** Work to be completed **
Starting at the line with "Transcribe this image's" in it, reproduce each line below through the last one, exactly, and include nothing else.

(App and web page records)
☆ ☆ ☆ ☆ ☆ ☆ ☆

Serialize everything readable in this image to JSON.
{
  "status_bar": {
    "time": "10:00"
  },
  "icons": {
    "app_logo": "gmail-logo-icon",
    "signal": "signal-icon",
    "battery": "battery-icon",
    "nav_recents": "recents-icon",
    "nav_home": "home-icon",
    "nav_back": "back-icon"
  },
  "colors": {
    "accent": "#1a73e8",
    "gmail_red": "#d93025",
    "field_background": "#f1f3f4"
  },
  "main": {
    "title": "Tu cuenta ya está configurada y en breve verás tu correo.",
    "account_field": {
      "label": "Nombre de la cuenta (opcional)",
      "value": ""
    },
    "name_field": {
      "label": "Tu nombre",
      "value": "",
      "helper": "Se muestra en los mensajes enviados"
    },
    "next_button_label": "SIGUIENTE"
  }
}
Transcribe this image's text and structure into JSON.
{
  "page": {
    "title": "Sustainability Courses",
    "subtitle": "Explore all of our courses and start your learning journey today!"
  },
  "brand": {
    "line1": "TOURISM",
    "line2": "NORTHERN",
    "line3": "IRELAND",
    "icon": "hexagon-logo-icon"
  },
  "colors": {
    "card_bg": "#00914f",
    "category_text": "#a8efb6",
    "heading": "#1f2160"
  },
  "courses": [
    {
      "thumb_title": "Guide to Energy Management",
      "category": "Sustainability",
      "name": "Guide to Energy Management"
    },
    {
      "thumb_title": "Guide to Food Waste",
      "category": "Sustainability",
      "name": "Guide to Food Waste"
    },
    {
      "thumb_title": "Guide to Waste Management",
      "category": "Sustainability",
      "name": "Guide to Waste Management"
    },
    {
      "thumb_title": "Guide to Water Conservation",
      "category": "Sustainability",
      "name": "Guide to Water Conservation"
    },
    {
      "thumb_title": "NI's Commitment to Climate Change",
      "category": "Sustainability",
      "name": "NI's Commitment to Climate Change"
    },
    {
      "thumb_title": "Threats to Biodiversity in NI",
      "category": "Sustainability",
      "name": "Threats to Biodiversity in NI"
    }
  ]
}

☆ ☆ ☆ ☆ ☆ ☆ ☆

** Response area **
Transcribe this image's text and structure into JSON.
{
  "page": {
    "title": "Sustainability Courses",
    "subtitle": "Explore all of our courses and start your learning journey today!"
  },
  "brand": {
    "line1": "TOURISM",
    "line2": "NORTHERN",
    "line3": "IRELAND",
    "icon": "hexagon-logo-icon"
  },
  "colors": {
    "card_bg": "#00914f",
    "category_text": "#a8efb6",
    "heading": "#1f2160"
  },
  "courses": [
    {
      "thumb_title": "Guide to Energy Management",
      "category": "Sustainability",
      "name": "Guide to Energy Management"
    },
    {
      "thumb_title": "Guide to Food Waste",
      "category": "Sustainability",
      "name": "Guide to Food Waste"
    },
    {
      "thumb_title": "Guide to Waste Management",
      "category": "Sustainability",
      "name": "Guide to Waste Management"
    },
    {
      "thumb_title": "Guide to Water Conservation",
      "category": "Sustainability",
      "name": "Guide to Water Conservation"
    },
    {
      "thumb_title": "NI's Commitment to Climate Change",
      "category": "Sustainability",
      "name": "NI's Commitment to Climate Change"
    },
    {
      "thumb_title": "Threats to Biodiversity in NI",
      "category": "Sustainability",
      "name": "Threats to Biodiversity in NI"
    }
  ]
}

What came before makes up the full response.